Another natural approach that has gained attention for supporting testosterone levels is the supplementation with "LJ100" – a patented extract of Tongkat Ali.
While typically associated with male health, LJ100 has demonstrated potential benefits for women, especially in terms of hormonal balance and vitality. If considering this route, it's important to choose a reputable supplement that contains a standardized dose of LJ100 to ensure consistency and efficacy.
Testosterone therapy can help to treat low testosterone in women, but it's important to note that to date, there is not much data on safety or efficacy. 

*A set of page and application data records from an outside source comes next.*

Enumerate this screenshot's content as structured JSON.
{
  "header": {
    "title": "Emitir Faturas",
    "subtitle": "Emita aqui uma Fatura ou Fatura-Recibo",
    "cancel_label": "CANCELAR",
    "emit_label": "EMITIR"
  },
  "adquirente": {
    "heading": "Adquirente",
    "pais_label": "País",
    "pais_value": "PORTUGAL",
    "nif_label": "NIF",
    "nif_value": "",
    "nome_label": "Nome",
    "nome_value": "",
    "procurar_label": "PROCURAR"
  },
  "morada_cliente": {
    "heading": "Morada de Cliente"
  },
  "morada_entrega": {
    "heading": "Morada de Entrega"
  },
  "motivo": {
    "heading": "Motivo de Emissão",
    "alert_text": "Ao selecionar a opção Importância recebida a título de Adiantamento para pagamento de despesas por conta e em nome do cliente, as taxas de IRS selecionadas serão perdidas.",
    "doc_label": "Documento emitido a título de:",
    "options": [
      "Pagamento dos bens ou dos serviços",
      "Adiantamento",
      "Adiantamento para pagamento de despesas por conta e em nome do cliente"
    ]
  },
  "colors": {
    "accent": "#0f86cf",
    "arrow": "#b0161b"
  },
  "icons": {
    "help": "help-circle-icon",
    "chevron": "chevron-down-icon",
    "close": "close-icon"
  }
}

Another treatment for low testosterone is androgen therapy, which may be right for some post-menopausal women. But note, the treatment is a derivative of testosterone, not the hormone itself, so this treatment isn't right for everyone.
Female low testosterone may also be treated by injections of testosterone done by your licensed medical professional. Your doctor may prescribe over-the-counter DHEA supplements. (The Endocrine Society recommends against long-term DHEA use, as long-term side effects are not known. )
To help with hormone balance, your doctor may also work with you on a plan to eat a more healthful diet, work with you on a plan to ensure you are getting proper sleep. Depending on your current testosterone levels, including foods rich in protein, zinc, magnesium and B vitamins may help to keep your testosterone levels in the normal range.
However, to date there isn't much hormone research done to shed light on testosterone deficiency or the benefits of testosterone replacement in women.  Most testosterone therapy is not currently approved for use by the Food and Drug Administration (FDA). Before seeking out any treatment, be sure to seek professional medical advice from your healthcare provider.